### Your task
When you reproduce the data, keep every word exactly as it stands and leave the pictures out.
**** Input records
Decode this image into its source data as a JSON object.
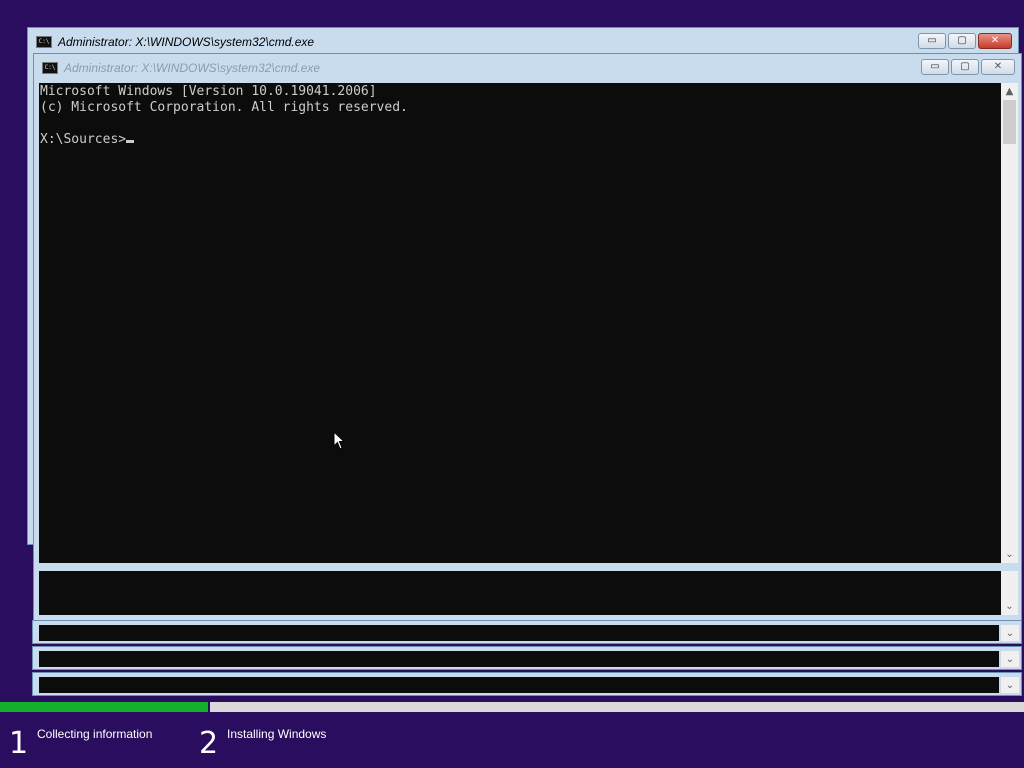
{
  "windows": [
    {
      "title": "Administrator: X:\\WINDOWS\\system32\\cmd.exe",
      "state": "active",
      "controls": {
        "minimize": "▭",
        "maximize": "▢",
        "close": "✕"
      }
    },
    {
      "title": "Administrator: X:\\WINDOWS\\system32\\cmd.exe",
      "state": "inactive",
      "controls": {
        "minimize": "▭",
        "maximize": "▢",
        "close": "✕"
      }
    }
  ],
  "icons": {
    "cmd": "cmd-icon",
    "scroll_up": "▲",
    "scroll_down": "▼",
    "chevron": "⌄"
  },
  "console": {
    "lines": [
      "Microsoft Windows [Version 10.0.19041.2006]",
      "(c) Microsoft Corporation. All rights reserved.",
      "",
      "X:\\Sources>"
    ]
  },
  "setup": {
    "progress_fraction": 0.205,
    "steps": [
      {
        "number": "1",
        "label": "Collecting information"
      },
      {
        "number": "2",
        "label": "Installing Windows"
      }
    ]
  },
  "colors": {
    "desktop": "#2a0d5e",
    "progress": "#14b02c",
    "console_bg": "#0c0c0c",
    "console_fg": "#cccccc"
  }
}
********
### Response to this exercise
Decode this image into its source data as a JSON object.
{
  "windows": [
    {
      "title": "Administrator: X:\\WINDOWS\\system32\\cmd.exe",
      "state": "active",
      "controls": {
        "minimize": "▭",
        "maximize": "▢",
        "close": "✕"
      }
    },
    {
      "title": "Administrator: X:\\WINDOWS\\system32\\cmd.exe",
      "state": "inactive",
      "controls": {
        "minimize": "▭",
        "maximize": "▢",
        "close": "✕"
      }
    }
  ],
  "icons": {
    "cmd": "cmd-icon",
    "scroll_up": "▲",
    "scroll_down": "▼",
    "chevron": "⌄"
  },
  "console": {
    "lines": [
      "Microsoft Windows [Version 10.0.19041.2006]",
      "(c) Microsoft Corporation. All rights reserved.",
      "",
      "X:\\Sources>"
    ]
  },
  "setup": {
    "progress_fraction": 0.205,
    "steps": [
      {
        "number": "1",
        "label": "Collecting information"
      },
      {
        "number": "2",
        "label": "Installing Windows"
      }
    ]
  },
  "colors": {
    "desktop": "#2a0d5e",
    "progress": "#14b02c",
    "console_bg": "#0c0c0c",
    "console_fg": "#cccccc"
  }
}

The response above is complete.